(What this task involves)
When you write the records again, keep every line exactly as it was.

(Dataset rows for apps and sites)
* * * * * * * * *

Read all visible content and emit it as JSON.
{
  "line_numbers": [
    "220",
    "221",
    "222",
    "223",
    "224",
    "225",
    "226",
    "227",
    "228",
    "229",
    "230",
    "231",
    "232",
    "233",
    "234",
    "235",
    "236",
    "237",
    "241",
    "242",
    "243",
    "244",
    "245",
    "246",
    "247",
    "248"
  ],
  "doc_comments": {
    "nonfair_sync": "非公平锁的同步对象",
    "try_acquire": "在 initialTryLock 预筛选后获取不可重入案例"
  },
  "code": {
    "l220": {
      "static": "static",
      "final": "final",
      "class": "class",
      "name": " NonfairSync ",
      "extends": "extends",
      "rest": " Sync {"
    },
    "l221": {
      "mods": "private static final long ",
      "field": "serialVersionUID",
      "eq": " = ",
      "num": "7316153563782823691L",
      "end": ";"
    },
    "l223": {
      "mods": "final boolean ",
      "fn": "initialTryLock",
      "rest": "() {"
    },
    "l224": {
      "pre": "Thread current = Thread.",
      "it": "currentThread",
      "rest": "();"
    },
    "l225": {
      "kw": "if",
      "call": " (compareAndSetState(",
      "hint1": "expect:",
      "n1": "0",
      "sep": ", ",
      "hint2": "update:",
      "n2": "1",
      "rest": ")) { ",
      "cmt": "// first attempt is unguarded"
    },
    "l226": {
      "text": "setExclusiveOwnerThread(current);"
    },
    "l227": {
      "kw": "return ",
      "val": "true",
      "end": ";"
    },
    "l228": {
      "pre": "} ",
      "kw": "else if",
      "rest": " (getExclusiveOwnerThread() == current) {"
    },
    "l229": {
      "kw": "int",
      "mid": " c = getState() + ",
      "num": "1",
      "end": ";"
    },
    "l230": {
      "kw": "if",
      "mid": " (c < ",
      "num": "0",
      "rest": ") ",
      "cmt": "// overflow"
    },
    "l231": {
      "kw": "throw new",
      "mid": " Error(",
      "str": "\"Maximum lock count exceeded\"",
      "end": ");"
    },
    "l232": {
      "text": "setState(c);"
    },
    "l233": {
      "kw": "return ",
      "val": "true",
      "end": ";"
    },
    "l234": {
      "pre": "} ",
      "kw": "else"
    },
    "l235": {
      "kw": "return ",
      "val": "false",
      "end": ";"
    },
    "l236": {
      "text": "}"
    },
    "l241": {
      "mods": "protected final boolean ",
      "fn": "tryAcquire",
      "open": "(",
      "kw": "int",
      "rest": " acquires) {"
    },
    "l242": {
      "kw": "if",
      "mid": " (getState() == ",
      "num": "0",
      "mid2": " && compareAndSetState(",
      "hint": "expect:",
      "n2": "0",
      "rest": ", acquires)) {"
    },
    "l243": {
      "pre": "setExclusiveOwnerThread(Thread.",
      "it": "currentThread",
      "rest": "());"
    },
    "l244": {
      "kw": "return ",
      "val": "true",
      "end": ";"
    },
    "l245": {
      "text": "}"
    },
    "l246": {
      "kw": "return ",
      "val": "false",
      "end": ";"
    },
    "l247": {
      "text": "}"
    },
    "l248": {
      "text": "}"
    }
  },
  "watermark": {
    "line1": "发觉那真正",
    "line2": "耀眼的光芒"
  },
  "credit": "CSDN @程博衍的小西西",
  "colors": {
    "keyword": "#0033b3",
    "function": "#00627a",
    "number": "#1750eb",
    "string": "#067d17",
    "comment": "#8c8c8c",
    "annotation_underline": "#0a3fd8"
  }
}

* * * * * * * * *

(Solution to the problem)
Read all visible content and emit it as JSON.
{
  "line_numbers": [
    "220",
    "221",
    "222",
    "223",
    "224",
    "225",
    "226",
    "227",
    "228",
    "229",
    "230",
    "231",
    "232",
    "233",
    "234",
    "235",
    "236",
    "237",
    "241",
    "242",
    "243",
    "244",
    "245",
    "246",
    "247",
    "248"
  ],
  "doc_comments": {
    "nonfair_sync": "非公平锁的同步对象",
    "try_acquire": "在 initialTryLock 预筛选后获取不可重入案例"
  },
  "code": {
    "l220": {
      "static": "static",
      "final": "final",
      "class": "class",
      "name": " NonfairSync ",
      "extends": "extends",
      "rest": " Sync {"
    },
    "l221": {
      "mods": "private static final long ",
      "field": "serialVersionUID",
      "eq": " = ",
      "num": "7316153563782823691L",
      "end": ";"
    },
    "l223": {
      "mods": "final boolean ",
      "fn": "initialTryLock",
      "rest": "() {"
    },
    "l224": {
      "pre": "Thread current = Thread.",
      "it": "currentThread",
      "rest": "();"
    },
    "l225": {
      "kw": "if",
      "call": " (compareAndSetState(",
      "hint1": "expect:",
      "n1": "0",
      "sep": ", ",
      "hint2": "update:",
      "n2": "1",
      "rest": ")) { ",
      "cmt": "// first attempt is unguarded"
    },
    "l226": {
      "text": "setExclusiveOwnerThread(current);"
    },
    "l227": {
      "kw": "return ",
      "val": "true",
      "end": ";"
    },
    "l228": {
      "pre": "} ",
      "kw": "else if",
      "rest": " (getExclusiveOwnerThread() == current) {"
    },
    "l229": {
      "kw": "int",
      "mid": " c = getState() + ",
      "num": "1",
      "end": ";"
    },
    "l230": {
      "kw": "if",
      "mid": " (c < ",
      "num": "0",
      "rest": ") ",
      "cmt": "// overflow"
    },
    "l231": {
      "kw": "throw new",
      "mid": " Error(",
      "str": "\"Maximum lock count exceeded\"",
      "end": ");"
    },
    "l232": {
      "text": "setState(c);"
    },
    "l233": {
      "kw": "return ",
      "val": "true",
      "end": ";"
    },
    "l234": {
      "pre": "} ",
      "kw": "else"
    },
    "l235": {
      "kw": "return ",
      "val": "false",
      "end": ";"
    },
    "l236": {
      "text": "}"
    },
    "l241": {
      "mods": "protected final boolean ",
      "fn": "tryAcquire",
      "open": "(",
      "kw": "int",
      "rest": " acquires) {"
    },
    "l242": {
      "kw": "if",
      "mid": " (getState() == ",
      "num": "0",
      "mid2": " && compareAndSetState(",
      "hint": "expect:",
      "n2": "0",
      "rest": ", acquires)) {"
    },
    "l243": {
      "pre": "setExclusiveOwnerThread(Thread.",
      "it": "currentThread",
      "rest": "());"
    },
    "l244": {
      "kw": "return ",
      "val": "true",
      "end": ";"
    },
    "l245": {
      "text": "}"
    },
    "l246": {
      "kw": "return ",
      "val": "false",
      "end": ";"
    },
    "l247": {
      "text": "}"
    },
    "l248": {
      "text": "}"
    }
  },
  "watermark": {
    "line1": "发觉那真正",
    "line2": "耀眼的光芒"
  },
  "credit": "CSDN @程博衍的小西西",
  "colors": {
    "keyword": "#0033b3",
    "function": "#00627a",
    "number": "#1750eb",
    "string": "#067d17",
    "comment": "#8c8c8c",
    "annotation_underline": "#0a3fd8"
  }
}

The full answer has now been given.